- If you die intestate (without a will) your estate is distributed in accordance with the rules set out in the Succession Act by an Administrator who gets a Grant of Representation from the Probate Office.
- If you die testate (having made a valid will) all your possessions will be distributed in the way you set out in your will by the executor or executors you named in your will.
- Therefore having a will can save time and money and ensure that proper (and uncontested) arrangements are made for your dependents and that your estate is distributed in the way you wish after you die.
- If you have young children, you can choose a guardian to look after them if you and your husband/wife/partner die together. You can also appoint a trustee to manage the financial arrangements on behalf of your children.
- A will can play an important role in reducing any inheritance tax your beneficiaries may have to pay by taking advantage of tax reliefs and allowances.
- I would advise that you let your solicitor take care of the ‘how’ but for the will to be valid you must be aged 18 or over (or married), act of your own free will, and be of sound mind, memory and understanding.
- A will should contain your name and address, a clause to revoke previous wills, a clause appointing at least one executor, a list of legacies (gifts of money or goods), a list of devises (gifts of real property) and a clause to dispose of the remainder of the estate.
- The will must be signed at the end by you (or by someone in your presence under your direction) in the presence of two witnesses.
- You should also keep an updated list of your assets along with all your important financial documents in a safe place. It will be vital that your dependents know what their financial situation will be in the event of your death and whether they have any immediate access to cash funds.
- You can make as many wills as you like but the only relevant one is the last valid will made before your death.
- When your estate is distributed, the legal rights of your spouse/civil partner and children will be fulfilled first after any debts are paid and before any other gifts are considered.

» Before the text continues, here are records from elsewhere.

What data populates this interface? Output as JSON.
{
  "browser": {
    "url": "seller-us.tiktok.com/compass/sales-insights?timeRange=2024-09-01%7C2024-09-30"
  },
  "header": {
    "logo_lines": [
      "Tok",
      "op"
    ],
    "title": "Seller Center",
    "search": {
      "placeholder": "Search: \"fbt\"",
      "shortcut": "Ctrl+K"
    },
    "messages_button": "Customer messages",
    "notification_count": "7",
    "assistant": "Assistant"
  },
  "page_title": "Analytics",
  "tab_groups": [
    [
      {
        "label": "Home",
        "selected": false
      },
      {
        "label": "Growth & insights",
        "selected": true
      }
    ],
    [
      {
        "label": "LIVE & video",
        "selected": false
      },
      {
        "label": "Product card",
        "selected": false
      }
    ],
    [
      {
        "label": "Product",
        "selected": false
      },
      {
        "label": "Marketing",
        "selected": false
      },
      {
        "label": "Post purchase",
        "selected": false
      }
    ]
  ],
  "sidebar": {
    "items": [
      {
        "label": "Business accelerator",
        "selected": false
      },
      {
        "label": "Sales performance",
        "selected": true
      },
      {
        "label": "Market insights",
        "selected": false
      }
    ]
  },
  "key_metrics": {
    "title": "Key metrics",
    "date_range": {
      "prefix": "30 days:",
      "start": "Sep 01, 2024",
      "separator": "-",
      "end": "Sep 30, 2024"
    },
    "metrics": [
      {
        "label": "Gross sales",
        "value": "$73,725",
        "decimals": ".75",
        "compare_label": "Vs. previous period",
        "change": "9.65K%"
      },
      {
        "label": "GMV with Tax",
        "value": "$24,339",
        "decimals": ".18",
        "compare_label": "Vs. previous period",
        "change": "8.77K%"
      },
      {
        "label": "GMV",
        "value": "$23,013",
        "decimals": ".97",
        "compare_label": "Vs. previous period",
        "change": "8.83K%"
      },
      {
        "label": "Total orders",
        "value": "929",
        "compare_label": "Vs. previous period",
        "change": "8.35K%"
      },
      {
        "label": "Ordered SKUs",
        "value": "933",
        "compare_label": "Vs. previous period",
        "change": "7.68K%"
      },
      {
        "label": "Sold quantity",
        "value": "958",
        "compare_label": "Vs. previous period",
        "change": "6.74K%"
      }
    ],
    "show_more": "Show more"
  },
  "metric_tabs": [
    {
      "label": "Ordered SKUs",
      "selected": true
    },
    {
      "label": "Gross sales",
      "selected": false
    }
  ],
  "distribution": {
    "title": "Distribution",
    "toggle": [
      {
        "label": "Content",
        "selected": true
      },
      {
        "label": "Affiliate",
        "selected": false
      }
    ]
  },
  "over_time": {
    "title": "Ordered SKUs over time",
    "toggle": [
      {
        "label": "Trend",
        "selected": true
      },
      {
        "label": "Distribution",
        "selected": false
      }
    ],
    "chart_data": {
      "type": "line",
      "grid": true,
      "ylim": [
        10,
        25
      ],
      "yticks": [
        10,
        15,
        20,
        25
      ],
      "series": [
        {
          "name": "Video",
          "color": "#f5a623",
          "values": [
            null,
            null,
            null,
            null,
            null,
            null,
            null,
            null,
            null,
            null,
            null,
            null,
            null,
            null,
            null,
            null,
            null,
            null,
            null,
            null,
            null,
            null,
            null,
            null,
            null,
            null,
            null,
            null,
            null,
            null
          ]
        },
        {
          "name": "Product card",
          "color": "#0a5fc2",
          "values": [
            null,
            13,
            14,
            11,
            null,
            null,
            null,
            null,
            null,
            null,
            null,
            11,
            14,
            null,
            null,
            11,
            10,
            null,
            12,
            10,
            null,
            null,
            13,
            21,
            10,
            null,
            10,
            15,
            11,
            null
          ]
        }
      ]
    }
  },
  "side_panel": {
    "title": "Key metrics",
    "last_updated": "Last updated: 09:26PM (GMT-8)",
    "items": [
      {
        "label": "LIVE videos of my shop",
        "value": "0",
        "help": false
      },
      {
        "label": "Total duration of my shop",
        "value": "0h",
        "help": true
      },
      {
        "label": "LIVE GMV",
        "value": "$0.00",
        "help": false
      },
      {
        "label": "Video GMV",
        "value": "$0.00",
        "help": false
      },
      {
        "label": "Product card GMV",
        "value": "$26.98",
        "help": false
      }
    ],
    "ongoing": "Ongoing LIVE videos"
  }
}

- If you are married, your surviving spouse has a right to half the estate if there are no children and one third of the estate if there are children.
- Some assets may be frozen and require a Grant of Probate to administer the estate.

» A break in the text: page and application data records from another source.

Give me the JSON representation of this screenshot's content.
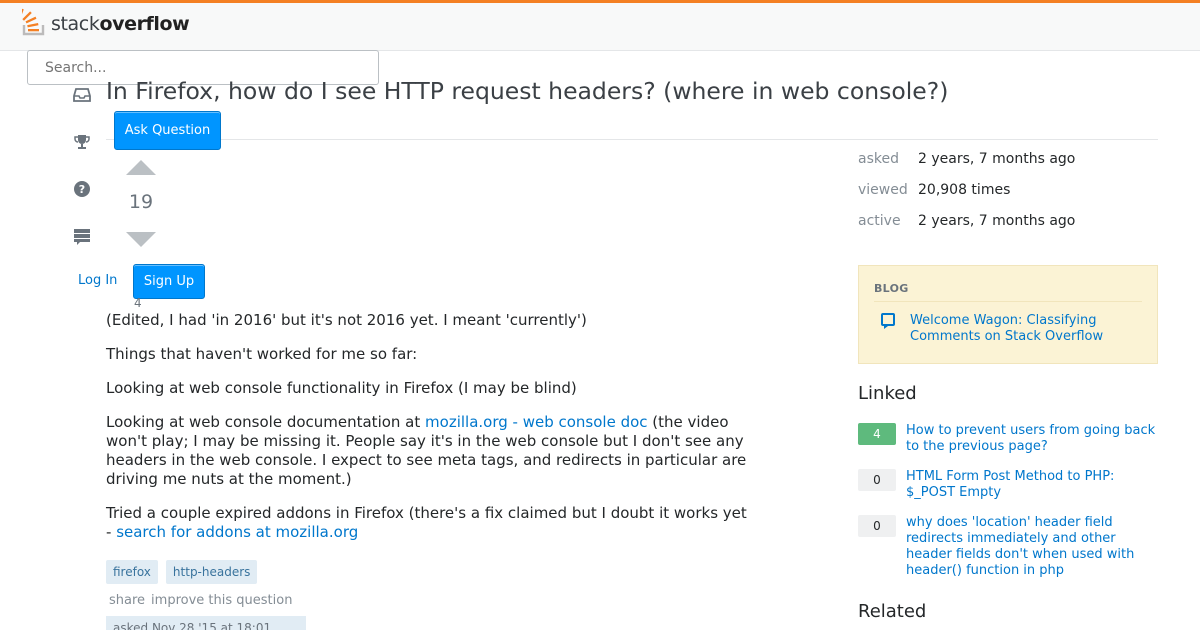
{
  "header": {
    "logo_text_light": "stack",
    "logo_text_bold": "overflow",
    "search_placeholder": "Search..."
  },
  "sidebar": {
    "icons": [
      "inbox-icon",
      "trophy-icon",
      "help-icon",
      "review-icon"
    ],
    "login_label": "Log In",
    "signup_label": "Sign Up",
    "ask_label": "Ask Question"
  },
  "question": {
    "title": "In Firefox, how do I see HTTP request headers? (where in web console?)",
    "votes": "19",
    "favorites": "4",
    "body": {
      "p1": "(Edited, I had 'in 2016' but it's not 2016 yet. I meant 'currently')",
      "p2": "Things that haven't worked for me so far:",
      "p3": "Looking at web console functionality in Firefox (I may be blind)",
      "p4_before": "Looking at web console documentation at ",
      "p4_link": "mozilla.org - web console doc",
      "p4_after": " (the video won't play; I may be missing it. People say it's in the web console but I don't see any headers in the web console. I expect to see meta tags, and redirects in particular are driving me nuts at the moment.)",
      "p5_before": "Tried a couple expired addons in Firefox (there's a fix claimed but I doubt it works yet - ",
      "p5_link": "search for addons at mozilla.org",
      "p5_after": ""
    },
    "tags": [
      "firefox",
      "http-headers"
    ],
    "menu": {
      "share": "share",
      "improve": "improve this question"
    },
    "asked_text": "asked Nov 28 '15 at 18:01"
  },
  "stats": {
    "asked_label": "asked",
    "asked_value": "2 years, 7 months ago",
    "viewed_label": "viewed",
    "viewed_value": "20,908 times",
    "active_label": "active",
    "active_value": "2 years, 7 months ago"
  },
  "blog": {
    "heading": "BLOG",
    "post": "Welcome Wagon: Classifying Comments on Stack Overflow"
  },
  "linked": {
    "title": "Linked",
    "items": [
      {
        "score": "4",
        "title": "How to prevent users from going back to the previous page?"
      },
      {
        "score": "0",
        "title": "HTML Form Post Method to PHP: $_POST Empty"
      },
      {
        "score": "0",
        "title": "why does 'location' header field redirects immediately and other header fields don't when used with header() function in php"
      }
    ]
  },
  "related": {
    "title": "Related"
  },
  "colors": {
    "brand_orange": "#f48024",
    "link_blue": "#0077cc",
    "button_blue": "#0095ff",
    "accepted_green": "#5eba7d"
  }
}
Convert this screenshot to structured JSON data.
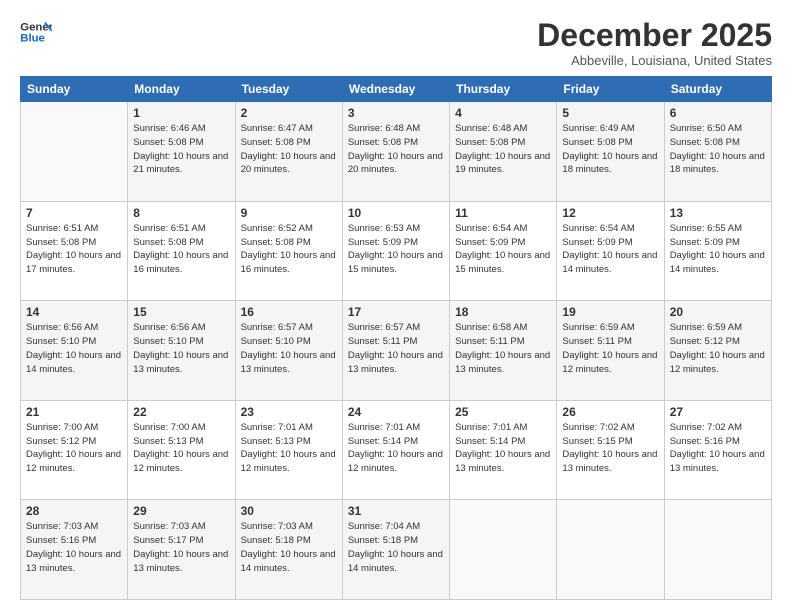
{
  "header": {
    "logo_line1": "General",
    "logo_line2": "Blue",
    "month": "December 2025",
    "location": "Abbeville, Louisiana, United States"
  },
  "days_of_week": [
    "Sunday",
    "Monday",
    "Tuesday",
    "Wednesday",
    "Thursday",
    "Friday",
    "Saturday"
  ],
  "weeks": [
    [
      {
        "day": "",
        "info": ""
      },
      {
        "day": "1",
        "info": "Sunrise: 6:46 AM\nSunset: 5:08 PM\nDaylight: 10 hours\nand 21 minutes."
      },
      {
        "day": "2",
        "info": "Sunrise: 6:47 AM\nSunset: 5:08 PM\nDaylight: 10 hours\nand 20 minutes."
      },
      {
        "day": "3",
        "info": "Sunrise: 6:48 AM\nSunset: 5:08 PM\nDaylight: 10 hours\nand 20 minutes."
      },
      {
        "day": "4",
        "info": "Sunrise: 6:48 AM\nSunset: 5:08 PM\nDaylight: 10 hours\nand 19 minutes."
      },
      {
        "day": "5",
        "info": "Sunrise: 6:49 AM\nSunset: 5:08 PM\nDaylight: 10 hours\nand 18 minutes."
      },
      {
        "day": "6",
        "info": "Sunrise: 6:50 AM\nSunset: 5:08 PM\nDaylight: 10 hours\nand 18 minutes."
      }
    ],
    [
      {
        "day": "7",
        "info": ""
      },
      {
        "day": "8",
        "info": "Sunrise: 6:51 AM\nSunset: 5:08 PM\nDaylight: 10 hours\nand 16 minutes."
      },
      {
        "day": "9",
        "info": "Sunrise: 6:52 AM\nSunset: 5:08 PM\nDaylight: 10 hours\nand 16 minutes."
      },
      {
        "day": "10",
        "info": "Sunrise: 6:53 AM\nSunset: 5:09 PM\nDaylight: 10 hours\nand 15 minutes."
      },
      {
        "day": "11",
        "info": "Sunrise: 6:54 AM\nSunset: 5:09 PM\nDaylight: 10 hours\nand 15 minutes."
      },
      {
        "day": "12",
        "info": "Sunrise: 6:54 AM\nSunset: 5:09 PM\nDaylight: 10 hours\nand 14 minutes."
      },
      {
        "day": "13",
        "info": "Sunrise: 6:55 AM\nSunset: 5:09 PM\nDaylight: 10 hours\nand 14 minutes."
      }
    ],
    [
      {
        "day": "14",
        "info": ""
      },
      {
        "day": "15",
        "info": "Sunrise: 6:56 AM\nSunset: 5:10 PM\nDaylight: 10 hours\nand 13 minutes."
      },
      {
        "day": "16",
        "info": "Sunrise: 6:57 AM\nSunset: 5:10 PM\nDaylight: 10 hours\nand 13 minutes."
      },
      {
        "day": "17",
        "info": "Sunrise: 6:57 AM\nSunset: 5:11 PM\nDaylight: 10 hours\nand 13 minutes."
      },
      {
        "day": "18",
        "info": "Sunrise: 6:58 AM\nSunset: 5:11 PM\nDaylight: 10 hours\nand 13 minutes."
      },
      {
        "day": "19",
        "info": "Sunrise: 6:59 AM\nSunset: 5:11 PM\nDaylight: 10 hours\nand 12 minutes."
      },
      {
        "day": "20",
        "info": "Sunrise: 6:59 AM\nSunset: 5:12 PM\nDaylight: 10 hours\nand 12 minutes."
      }
    ],
    [
      {
        "day": "21",
        "info": ""
      },
      {
        "day": "22",
        "info": "Sunrise: 7:00 AM\nSunset: 5:13 PM\nDaylight: 10 hours\nand 12 minutes."
      },
      {
        "day": "23",
        "info": "Sunrise: 7:01 AM\nSunset: 5:13 PM\nDaylight: 10 hours\nand 12 minutes."
      },
      {
        "day": "24",
        "info": "Sunrise: 7:01 AM\nSunset: 5:14 PM\nDaylight: 10 hours\nand 12 minutes."
      },
      {
        "day": "25",
        "info": "Sunrise: 7:01 AM\nSunset: 5:14 PM\nDaylight: 10 hours\nand 13 minutes."
      },
      {
        "day": "26",
        "info": "Sunrise: 7:02 AM\nSunset: 5:15 PM\nDaylight: 10 hours\nand 13 minutes."
      },
      {
        "day": "27",
        "info": "Sunrise: 7:02 AM\nSunset: 5:16 PM\nDaylight: 10 hours\nand 13 minutes."
      }
    ],
    [
      {
        "day": "28",
        "info": "Sunrise: 7:03 AM\nSunset: 5:16 PM\nDaylight: 10 hours\nand 13 minutes."
      },
      {
        "day": "29",
        "info": "Sunrise: 7:03 AM\nSunset: 5:17 PM\nDaylight: 10 hours\nand 13 minutes."
      },
      {
        "day": "30",
        "info": "Sunrise: 7:03 AM\nSunset: 5:18 PM\nDaylight: 10 hours\nand 14 minutes."
      },
      {
        "day": "31",
        "info": "Sunrise: 7:04 AM\nSunset: 5:18 PM\nDaylight: 10 hours\nand 14 minutes."
      },
      {
        "day": "",
        "info": ""
      },
      {
        "day": "",
        "info": ""
      },
      {
        "day": "",
        "info": ""
      }
    ]
  ],
  "week7_sunday": {
    "info": "Sunrise: 6:51 AM\nSunset: 5:08 PM\nDaylight: 10 hours\nand 17 minutes."
  },
  "week14_sunday": {
    "info": "Sunrise: 6:56 AM\nSunset: 5:10 PM\nDaylight: 10 hours\nand 14 minutes."
  },
  "week21_sunday": {
    "info": "Sunrise: 7:00 AM\nSunset: 5:12 PM\nDaylight: 10 hours\nand 12 minutes."
  }
}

- A will may only be revoked by a subsequent marriage, a later will, a declaration in writing of intention to revoke the will, or if you burn, tear or destroy your will.
If you like this article, try this one: Probate in Ireland